Off the beaten path in Mission Trails

The trek to Pyles Peak via Cowles Mountain

Cowles Mountain as viewed from Pyles Peak
  • Cowles Mountain as viewed from Pyles Peak

Mission Trails Regional Park

One Father Junípero Serra Trail, San Carlos

Pyles Peak and Cowles Mountain from North Fortuna

Pyles Peak and Cowles Mountain from North Fortuna

Pyles Peak with Lake Murray in the distance

Pyles Peak with Lake Murray in the distance

Pyles Peak via Cowles Mountain

Pyles Peak via Cowles Mountain

Pyles Peak is mid-way between Cowles Mountain on the south and Fortuna Mountain on the north and is part of a series of peaks that was called Long Mountain on some older maps. It has some unrestricted views of the north, east, and west sections of San Diego. The name of the peak dates from 1989 and is probably named for the Pyle family that has been active in conservation circles, according to Leland Fetzer, author of San Diego County Place Names A to Z.

Pyles Peak is accessed through Cowles Mountain, which has three approaches. The most common is the south approach on the corner of Golfcrest and Navajo Road in San Carlos, which is the recommended approach. At 1591 feet, Cowles Mountain is the tallest peak within the city limits of San Diego.

The 1.5-mile trail to the top of Cowles is well marked and is regularly used by nearby residents and at times with their dogs. Upon reaching the summit from any of its three approaches, face north and walk onto the service road that hugs the descending side of the summit. Turn left and walk briefly to its western end where the Pyles Peak trailhead is found on the left. This trail is less traveled.

The Pyles Peak trail is generally well marked and maintained, making for a leisurely and occasionally challenging hike. The trail descends into the chaparral in a northerly direction, followed with multiple ascents and descents along the ridgeline before reaching its destination. The chaparral is low and sparse, dominated by chamise, mission manzanita, and laurel sumac.
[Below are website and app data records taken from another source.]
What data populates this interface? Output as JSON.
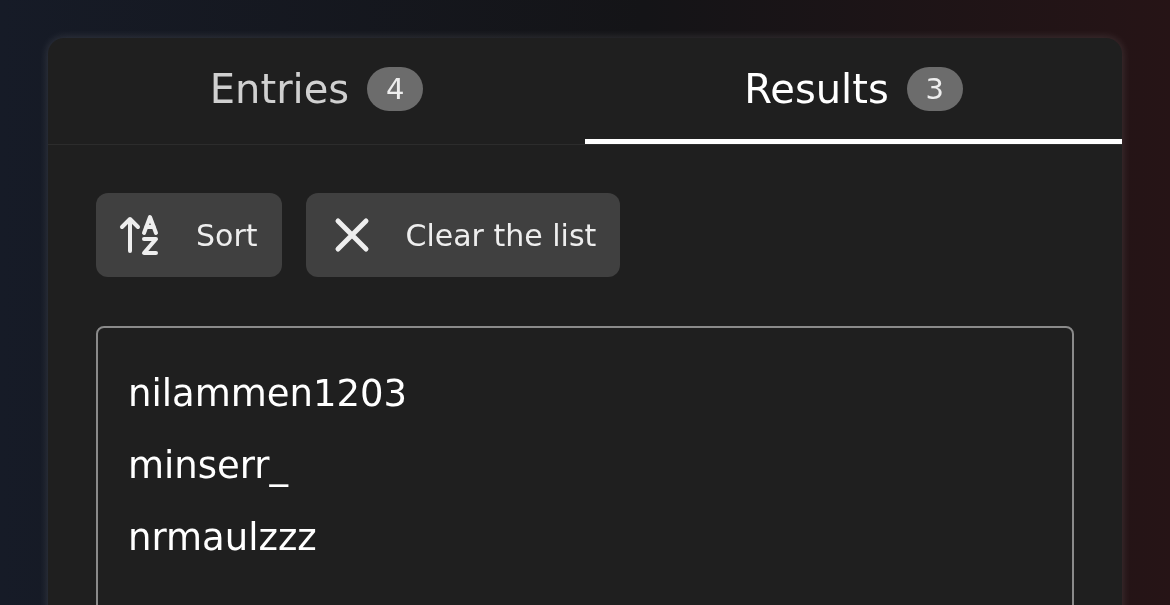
{
  "tabs": [
    {
      "label": "Entries",
      "count": "4",
      "selected": false
    },
    {
      "label": "Results",
      "count": "3",
      "selected": true
    }
  ],
  "toolbar": [
    {
      "kind": "sort",
      "label": "Sort"
    },
    {
      "kind": "clear",
      "label": "Clear the list"
    }
  ],
  "results_field": {
    "lines": [
      "nilammen1203",
      "minserr_",
      "nrmaulzzz"
    ]
  }
}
The elevation, distance from habitation, and the absence of hikers provides quiet, making the call of the occasional wrentit stand out. Scrub jays and Anna’s hummingbirds are frequent companions.

Nearing Pyles Peak, the trail drifts westerly for a bit where a well-marked lookout spot on the lower western corner of the peak is visible. The final ascent to the 1379-foot summit begins here and is fairly straight up to the top. The trail narrows with a loose gravel base, which will challenge even experienced hikers. The reward is an unobstructed view to the north and east, with the Cuyamacas and Lagunas as backdrops.
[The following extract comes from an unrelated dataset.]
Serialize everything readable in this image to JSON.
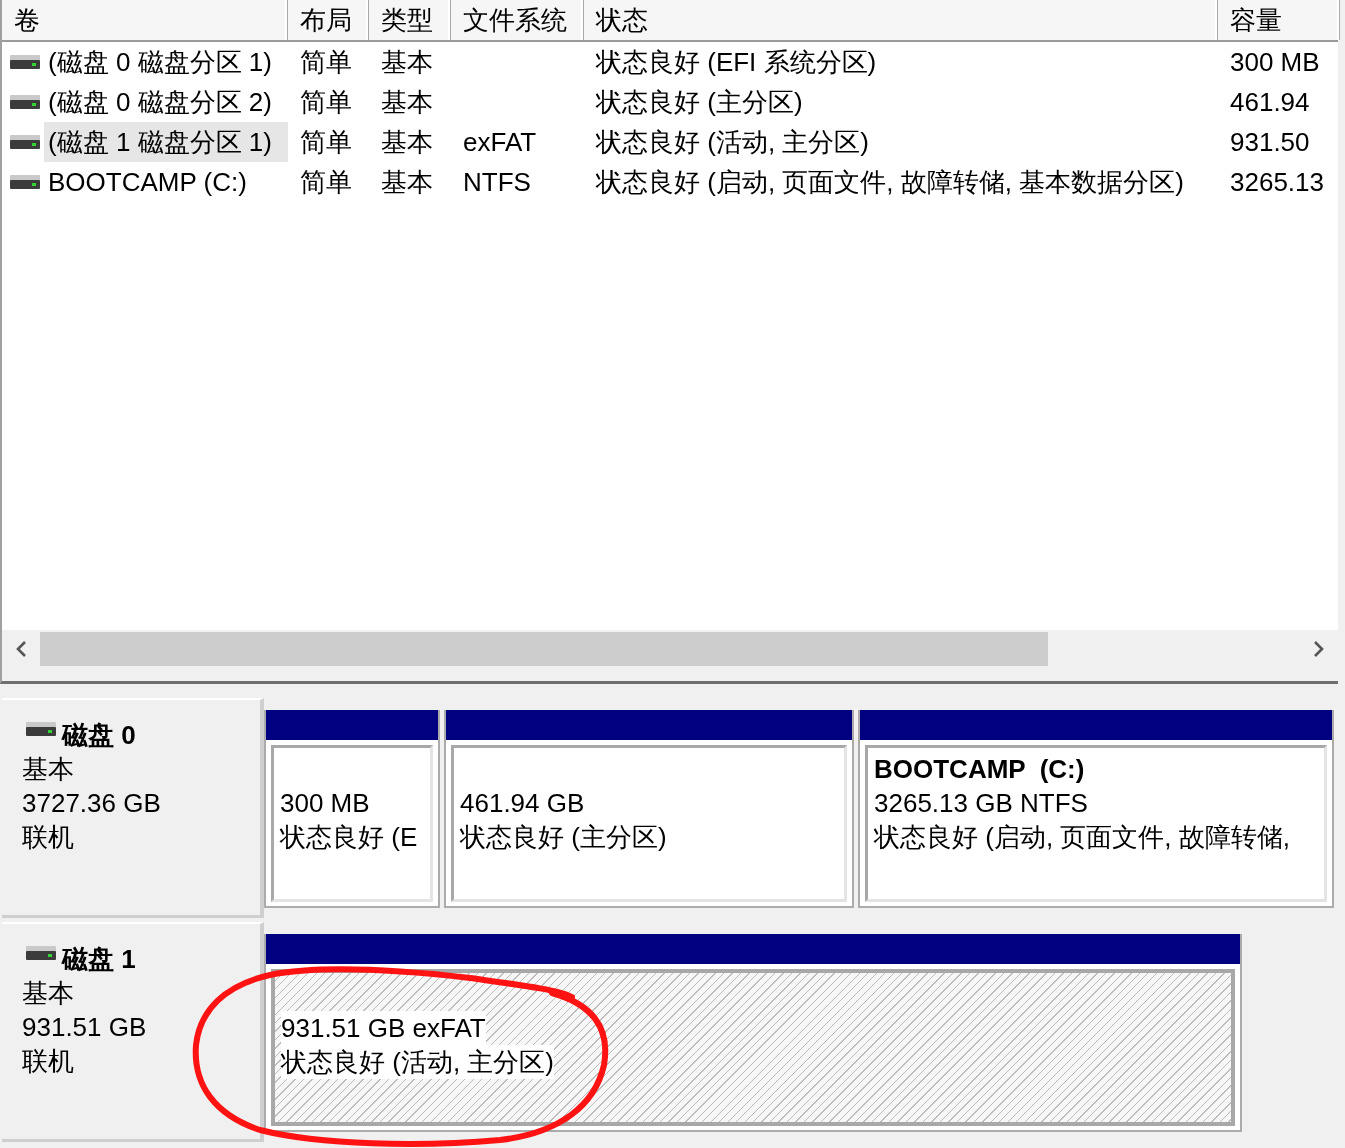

The return is just over 3 miles, with the first leg to Cowles Mountain a mostly upward hike of 1.6 miles, then a descent for about 1.5 miles back to the trailhead on Golfcrest and Navajo Road.
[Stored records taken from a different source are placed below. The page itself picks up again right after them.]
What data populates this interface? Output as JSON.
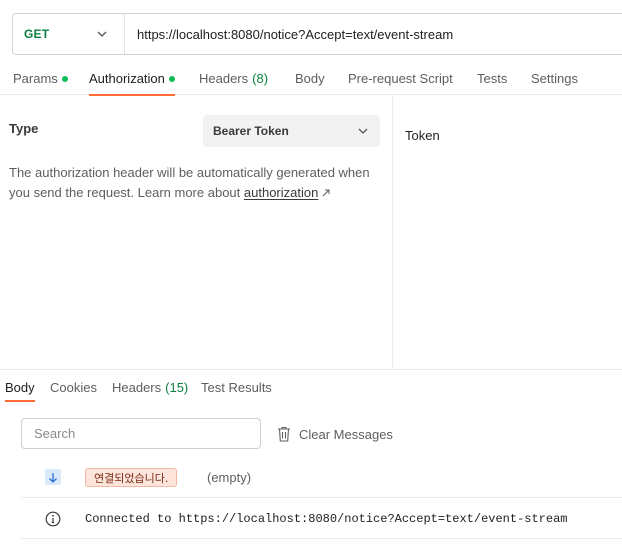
{
  "request": {
    "method": "GET",
    "url": "https://localhost:8080/notice?Accept=text/event-stream"
  },
  "request_tabs": [
    {
      "label": "Params",
      "dot": true
    },
    {
      "label": "Authorization",
      "dot": true,
      "active": true
    },
    {
      "label": "Headers",
      "count": "(8)"
    },
    {
      "label": "Body"
    },
    {
      "label": "Pre-request Script"
    },
    {
      "label": "Tests"
    },
    {
      "label": "Settings"
    }
  ],
  "auth": {
    "type_label": "Type",
    "type_value": "Bearer Token",
    "help_text": "The authorization header will be automatically generated when you send the request. Learn more about ",
    "help_link": "authorization",
    "token_label": "Token"
  },
  "response_tabs": [
    {
      "label": "Body",
      "active": true
    },
    {
      "label": "Cookies"
    },
    {
      "label": "Headers",
      "count": "(15)"
    },
    {
      "label": "Test Results"
    }
  ],
  "response": {
    "search_placeholder": "Search",
    "clear_label": "Clear Messages",
    "messages": [
      {
        "icon": "arrow-down-icon",
        "badge": "연결되었습니다.",
        "extra": "(empty)"
      },
      {
        "icon": "info-icon",
        "text": "Connected to https://localhost:8080/notice?Accept=text/event-stream"
      }
    ]
  },
  "colors": {
    "accent": "#ff6c37",
    "method_green": "#0a7f3f",
    "dot_green": "#0cbb52",
    "badge_bg": "#fde5dc"
  }
}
Distance from downtown San Diego: 13 miles. Allow 20 minutes driving time. Take CA-163N and merge onto I-8E. Exit I-8 at College Ave. and drive north 1 mile, turning right onto Navajo Rd. Continue 2 miles on Navajo Rd. to the Cowles Mountain trailhead on the northeast corner of Navajo Rd. and Golfcrest. Park in the small lot or on the street.

Hiking length: 6.2 miles out and back. Allow 3 hours.

Difficulty: Moderately strenuous because of steep ascents and descents. Elevation gain/loss of 2000 feet. Leashed dogs allowed on trails. Facilities on the corner of Golfcrest and Navajo Rd. in San Carlos. Best in the morning, to avoid heavy use of the Cowles Mountain route. No shade. Trekking poles recommended. Best from October to May, when temperatures are cooler.

Share / Tools

  • Facebook
  • Twitter
  • Google+
  • AddThis
  • Email

More from SDReader

Comments

Log in to comment

Skip Ad
Close

Let’s Be Friends

Subscribe for local event alerts, concerts tickets, promotions and more from the San Diego Reader